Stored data
▽

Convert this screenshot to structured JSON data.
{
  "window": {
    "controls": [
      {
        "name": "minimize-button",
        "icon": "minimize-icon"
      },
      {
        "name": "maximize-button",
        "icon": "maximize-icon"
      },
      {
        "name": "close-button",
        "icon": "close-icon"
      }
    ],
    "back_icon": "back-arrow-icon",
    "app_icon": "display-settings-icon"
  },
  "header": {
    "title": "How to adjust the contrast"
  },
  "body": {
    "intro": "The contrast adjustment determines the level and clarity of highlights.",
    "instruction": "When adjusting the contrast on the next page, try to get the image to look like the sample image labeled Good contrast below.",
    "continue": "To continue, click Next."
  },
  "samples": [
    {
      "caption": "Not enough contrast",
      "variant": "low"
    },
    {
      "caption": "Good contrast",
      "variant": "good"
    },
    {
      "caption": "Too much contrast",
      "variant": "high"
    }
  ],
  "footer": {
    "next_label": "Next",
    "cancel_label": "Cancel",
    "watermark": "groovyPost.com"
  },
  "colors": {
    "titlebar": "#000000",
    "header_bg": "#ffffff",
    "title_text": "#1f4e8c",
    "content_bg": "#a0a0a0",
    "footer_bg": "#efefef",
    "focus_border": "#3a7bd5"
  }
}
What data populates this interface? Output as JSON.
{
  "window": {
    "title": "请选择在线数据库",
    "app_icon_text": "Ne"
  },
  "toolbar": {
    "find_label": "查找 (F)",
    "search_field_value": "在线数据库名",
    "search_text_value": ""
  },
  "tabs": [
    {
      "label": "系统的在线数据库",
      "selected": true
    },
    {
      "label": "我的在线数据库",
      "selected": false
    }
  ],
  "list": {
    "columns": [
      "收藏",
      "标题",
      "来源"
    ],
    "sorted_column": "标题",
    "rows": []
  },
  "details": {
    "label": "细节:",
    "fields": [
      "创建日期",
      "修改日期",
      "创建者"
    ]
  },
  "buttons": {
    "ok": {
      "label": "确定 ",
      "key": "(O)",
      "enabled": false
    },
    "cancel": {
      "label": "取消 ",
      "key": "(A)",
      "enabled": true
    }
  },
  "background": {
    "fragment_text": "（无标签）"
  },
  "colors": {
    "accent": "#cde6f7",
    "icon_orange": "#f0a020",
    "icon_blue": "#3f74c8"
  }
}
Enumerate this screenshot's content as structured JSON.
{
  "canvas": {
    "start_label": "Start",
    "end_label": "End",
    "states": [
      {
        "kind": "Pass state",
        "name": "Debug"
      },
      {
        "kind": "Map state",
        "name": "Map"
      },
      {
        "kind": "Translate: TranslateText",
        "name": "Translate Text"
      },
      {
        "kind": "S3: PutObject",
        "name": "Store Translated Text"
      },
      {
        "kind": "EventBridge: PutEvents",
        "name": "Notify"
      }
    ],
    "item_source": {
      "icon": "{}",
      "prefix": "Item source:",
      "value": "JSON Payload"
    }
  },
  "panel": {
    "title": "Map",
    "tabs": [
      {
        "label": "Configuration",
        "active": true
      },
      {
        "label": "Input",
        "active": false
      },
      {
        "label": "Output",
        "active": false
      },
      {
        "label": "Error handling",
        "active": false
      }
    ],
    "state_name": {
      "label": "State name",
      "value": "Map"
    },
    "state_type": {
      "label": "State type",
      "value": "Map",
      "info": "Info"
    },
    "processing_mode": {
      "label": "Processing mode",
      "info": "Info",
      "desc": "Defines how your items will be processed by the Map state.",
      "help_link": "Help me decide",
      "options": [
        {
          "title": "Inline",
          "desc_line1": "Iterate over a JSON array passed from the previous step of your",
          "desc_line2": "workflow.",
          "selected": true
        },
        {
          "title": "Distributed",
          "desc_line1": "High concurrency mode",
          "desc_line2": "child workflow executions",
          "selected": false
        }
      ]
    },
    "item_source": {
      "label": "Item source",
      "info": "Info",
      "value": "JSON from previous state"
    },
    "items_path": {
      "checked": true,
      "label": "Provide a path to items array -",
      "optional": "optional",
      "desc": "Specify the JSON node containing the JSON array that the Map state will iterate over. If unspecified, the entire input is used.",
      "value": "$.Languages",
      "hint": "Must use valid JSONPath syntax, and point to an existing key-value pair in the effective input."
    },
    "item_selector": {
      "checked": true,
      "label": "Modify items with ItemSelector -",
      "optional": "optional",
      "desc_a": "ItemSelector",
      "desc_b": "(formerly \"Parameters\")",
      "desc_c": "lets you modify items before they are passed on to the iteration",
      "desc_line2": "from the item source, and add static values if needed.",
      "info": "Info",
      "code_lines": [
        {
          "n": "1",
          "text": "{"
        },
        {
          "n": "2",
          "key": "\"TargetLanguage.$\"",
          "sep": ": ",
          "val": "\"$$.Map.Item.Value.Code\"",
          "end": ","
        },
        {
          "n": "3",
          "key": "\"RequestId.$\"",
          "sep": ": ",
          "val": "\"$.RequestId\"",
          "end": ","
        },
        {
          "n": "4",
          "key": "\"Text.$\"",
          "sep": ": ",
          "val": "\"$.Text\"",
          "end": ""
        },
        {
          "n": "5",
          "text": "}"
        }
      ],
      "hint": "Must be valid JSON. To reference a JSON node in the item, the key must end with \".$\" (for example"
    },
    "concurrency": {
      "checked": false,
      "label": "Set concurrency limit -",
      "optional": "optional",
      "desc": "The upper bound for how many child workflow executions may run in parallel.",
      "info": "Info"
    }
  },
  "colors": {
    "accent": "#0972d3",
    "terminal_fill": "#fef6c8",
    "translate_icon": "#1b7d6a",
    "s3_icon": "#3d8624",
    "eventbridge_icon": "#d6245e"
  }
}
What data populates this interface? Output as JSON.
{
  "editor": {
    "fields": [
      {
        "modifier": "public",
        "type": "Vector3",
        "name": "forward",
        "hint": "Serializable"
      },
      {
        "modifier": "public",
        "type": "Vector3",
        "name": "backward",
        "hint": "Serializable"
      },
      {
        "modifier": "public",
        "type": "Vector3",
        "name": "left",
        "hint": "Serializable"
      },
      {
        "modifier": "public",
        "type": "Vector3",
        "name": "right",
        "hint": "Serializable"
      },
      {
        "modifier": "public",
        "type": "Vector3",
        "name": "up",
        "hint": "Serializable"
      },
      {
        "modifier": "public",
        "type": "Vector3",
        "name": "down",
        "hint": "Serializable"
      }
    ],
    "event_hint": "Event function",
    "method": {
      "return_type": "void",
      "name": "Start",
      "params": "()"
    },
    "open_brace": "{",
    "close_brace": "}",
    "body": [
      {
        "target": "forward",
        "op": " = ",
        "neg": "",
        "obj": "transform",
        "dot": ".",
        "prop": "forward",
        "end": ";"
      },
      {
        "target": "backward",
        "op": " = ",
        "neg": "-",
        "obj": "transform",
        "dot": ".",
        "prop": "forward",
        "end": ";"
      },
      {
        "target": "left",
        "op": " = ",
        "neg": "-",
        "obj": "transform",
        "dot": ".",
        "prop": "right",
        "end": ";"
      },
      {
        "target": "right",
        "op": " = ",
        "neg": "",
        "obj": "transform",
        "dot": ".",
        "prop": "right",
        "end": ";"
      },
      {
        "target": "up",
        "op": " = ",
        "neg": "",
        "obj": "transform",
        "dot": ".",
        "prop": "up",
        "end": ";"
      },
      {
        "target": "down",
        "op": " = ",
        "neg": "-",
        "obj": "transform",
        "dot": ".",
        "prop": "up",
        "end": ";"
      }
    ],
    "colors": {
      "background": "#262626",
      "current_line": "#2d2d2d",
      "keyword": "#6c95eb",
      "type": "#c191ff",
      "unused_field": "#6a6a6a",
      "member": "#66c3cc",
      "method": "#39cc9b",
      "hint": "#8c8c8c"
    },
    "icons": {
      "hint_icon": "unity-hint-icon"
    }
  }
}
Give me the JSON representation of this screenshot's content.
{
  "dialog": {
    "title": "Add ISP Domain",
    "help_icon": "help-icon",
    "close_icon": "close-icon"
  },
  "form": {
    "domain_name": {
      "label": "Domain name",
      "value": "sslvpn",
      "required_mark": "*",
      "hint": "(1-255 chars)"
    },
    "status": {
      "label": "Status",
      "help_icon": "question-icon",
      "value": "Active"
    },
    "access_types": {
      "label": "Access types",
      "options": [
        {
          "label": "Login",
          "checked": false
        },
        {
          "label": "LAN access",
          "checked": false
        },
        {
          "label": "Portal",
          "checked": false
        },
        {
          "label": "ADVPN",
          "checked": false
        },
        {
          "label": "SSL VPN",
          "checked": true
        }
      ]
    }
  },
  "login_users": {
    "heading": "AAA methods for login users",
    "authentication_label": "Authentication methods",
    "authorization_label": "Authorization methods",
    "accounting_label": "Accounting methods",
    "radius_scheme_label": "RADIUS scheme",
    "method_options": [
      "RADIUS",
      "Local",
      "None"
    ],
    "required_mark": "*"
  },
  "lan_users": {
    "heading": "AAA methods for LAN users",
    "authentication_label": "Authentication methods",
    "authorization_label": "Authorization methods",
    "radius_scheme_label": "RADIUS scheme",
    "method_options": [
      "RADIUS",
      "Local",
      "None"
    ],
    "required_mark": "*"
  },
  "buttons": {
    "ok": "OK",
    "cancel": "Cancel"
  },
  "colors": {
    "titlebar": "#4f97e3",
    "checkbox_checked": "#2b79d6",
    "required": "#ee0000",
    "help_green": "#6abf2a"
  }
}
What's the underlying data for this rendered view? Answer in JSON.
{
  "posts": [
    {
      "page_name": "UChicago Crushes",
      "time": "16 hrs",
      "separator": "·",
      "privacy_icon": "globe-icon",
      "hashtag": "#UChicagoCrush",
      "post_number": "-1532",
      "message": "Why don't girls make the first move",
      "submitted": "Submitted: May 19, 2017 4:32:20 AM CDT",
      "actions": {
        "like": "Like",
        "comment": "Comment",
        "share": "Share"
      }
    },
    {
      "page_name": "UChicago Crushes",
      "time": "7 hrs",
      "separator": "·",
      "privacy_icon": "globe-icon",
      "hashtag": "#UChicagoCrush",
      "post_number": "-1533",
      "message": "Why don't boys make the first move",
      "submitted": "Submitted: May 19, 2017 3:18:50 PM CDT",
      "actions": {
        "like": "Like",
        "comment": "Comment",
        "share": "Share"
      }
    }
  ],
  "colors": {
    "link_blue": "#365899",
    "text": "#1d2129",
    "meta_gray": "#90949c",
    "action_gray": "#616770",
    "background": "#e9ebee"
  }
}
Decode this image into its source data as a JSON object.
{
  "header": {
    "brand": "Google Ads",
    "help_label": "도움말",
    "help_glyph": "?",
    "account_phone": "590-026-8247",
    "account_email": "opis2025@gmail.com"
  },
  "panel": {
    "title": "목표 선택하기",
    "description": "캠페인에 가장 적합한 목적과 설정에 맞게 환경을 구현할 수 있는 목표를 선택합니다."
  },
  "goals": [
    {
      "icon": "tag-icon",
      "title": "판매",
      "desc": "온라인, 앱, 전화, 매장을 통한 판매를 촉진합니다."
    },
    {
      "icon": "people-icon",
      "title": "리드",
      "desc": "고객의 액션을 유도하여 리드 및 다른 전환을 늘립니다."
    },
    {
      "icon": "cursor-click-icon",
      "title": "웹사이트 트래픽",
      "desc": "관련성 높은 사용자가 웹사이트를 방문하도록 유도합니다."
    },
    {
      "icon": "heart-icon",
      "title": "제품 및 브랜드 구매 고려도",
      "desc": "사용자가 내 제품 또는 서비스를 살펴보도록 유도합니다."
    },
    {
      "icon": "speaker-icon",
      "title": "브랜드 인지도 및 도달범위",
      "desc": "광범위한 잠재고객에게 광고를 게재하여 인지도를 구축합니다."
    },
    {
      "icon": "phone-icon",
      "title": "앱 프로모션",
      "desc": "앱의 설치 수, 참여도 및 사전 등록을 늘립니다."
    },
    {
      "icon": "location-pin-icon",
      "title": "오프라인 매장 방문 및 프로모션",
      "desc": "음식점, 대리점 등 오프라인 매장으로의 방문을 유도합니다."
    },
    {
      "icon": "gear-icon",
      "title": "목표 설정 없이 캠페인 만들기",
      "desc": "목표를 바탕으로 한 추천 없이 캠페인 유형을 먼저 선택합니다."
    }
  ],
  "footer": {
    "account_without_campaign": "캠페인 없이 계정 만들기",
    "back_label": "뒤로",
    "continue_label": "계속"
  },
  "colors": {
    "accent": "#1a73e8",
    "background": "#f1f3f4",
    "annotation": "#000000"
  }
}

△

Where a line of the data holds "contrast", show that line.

    "title": "How to adjust the contrast"
    "intro": "The contrast adjustment determines the level and clarity of highlights.",
    "instruction": "When adjusting the contrast on the next page, try to get the image to look like the sample image labeled Good contrast below.",
      "caption": "Not enough contrast",
      "caption": "Good contrast",
      "caption": "Too much contrast",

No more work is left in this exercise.